Turning is a process of removing excess clay from a wheel-thrown, leather-hard vase. The same procedure is called trimming when the vase is handmade. The process allows the potter to shave off clay that is too thick or unattractive, as well as to provide shape to elements like foots of cups.
To turn a vase, a potter places the vase upside-down on the wheel. She or he then uses tools, such as a loop tool or a scraper, to remove the excess clay from the vessel as it turns. Once a vessel has been turned, it is ready for decoration and the addition of appendages like handles and spouts.
This essay was written to accompany a collection of Greek artifacts at the CU Art Museum.
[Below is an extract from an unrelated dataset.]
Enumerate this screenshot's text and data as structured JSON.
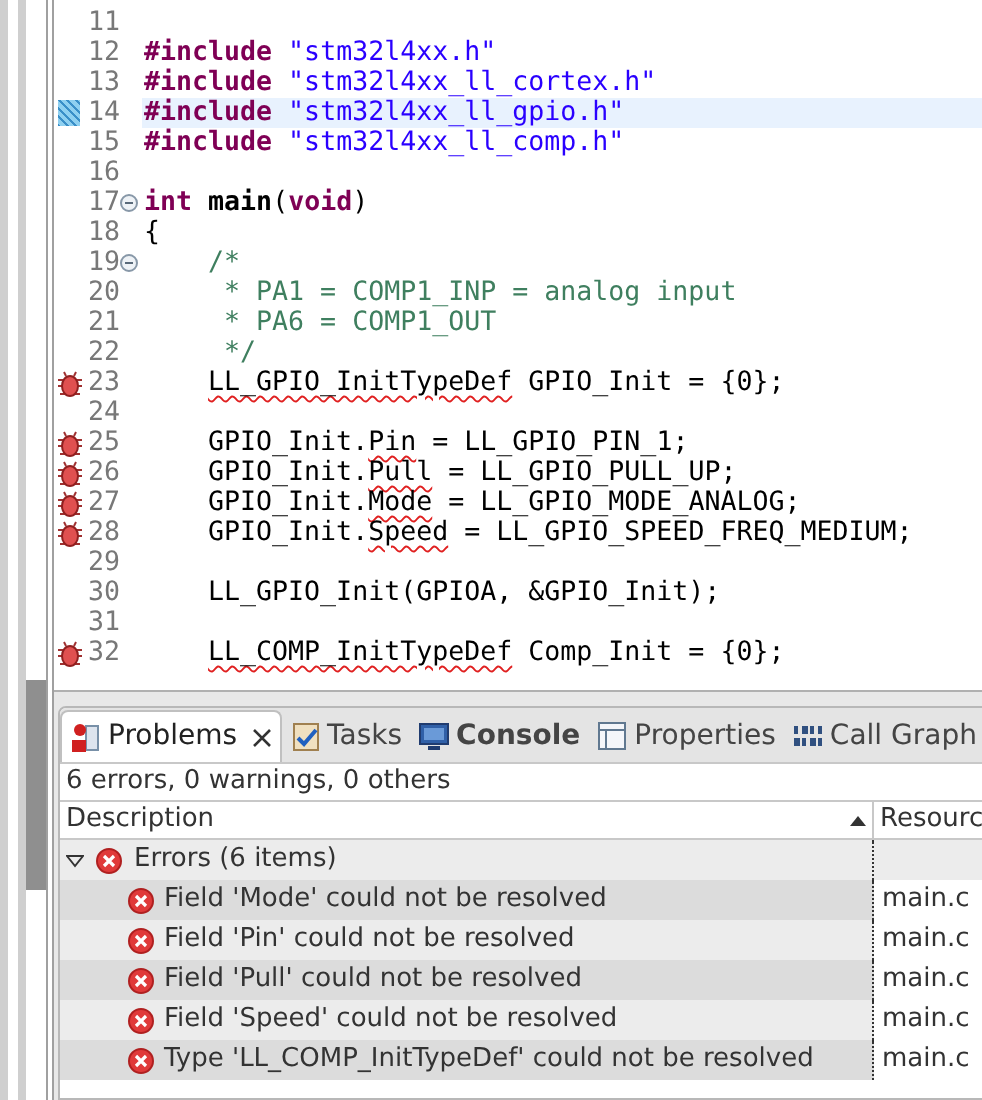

- Toby Schreiber, Athenian Vase Construction: A Potter's Analysis (Malibu: The J. Paul Getty Museum, 1999): 21-22.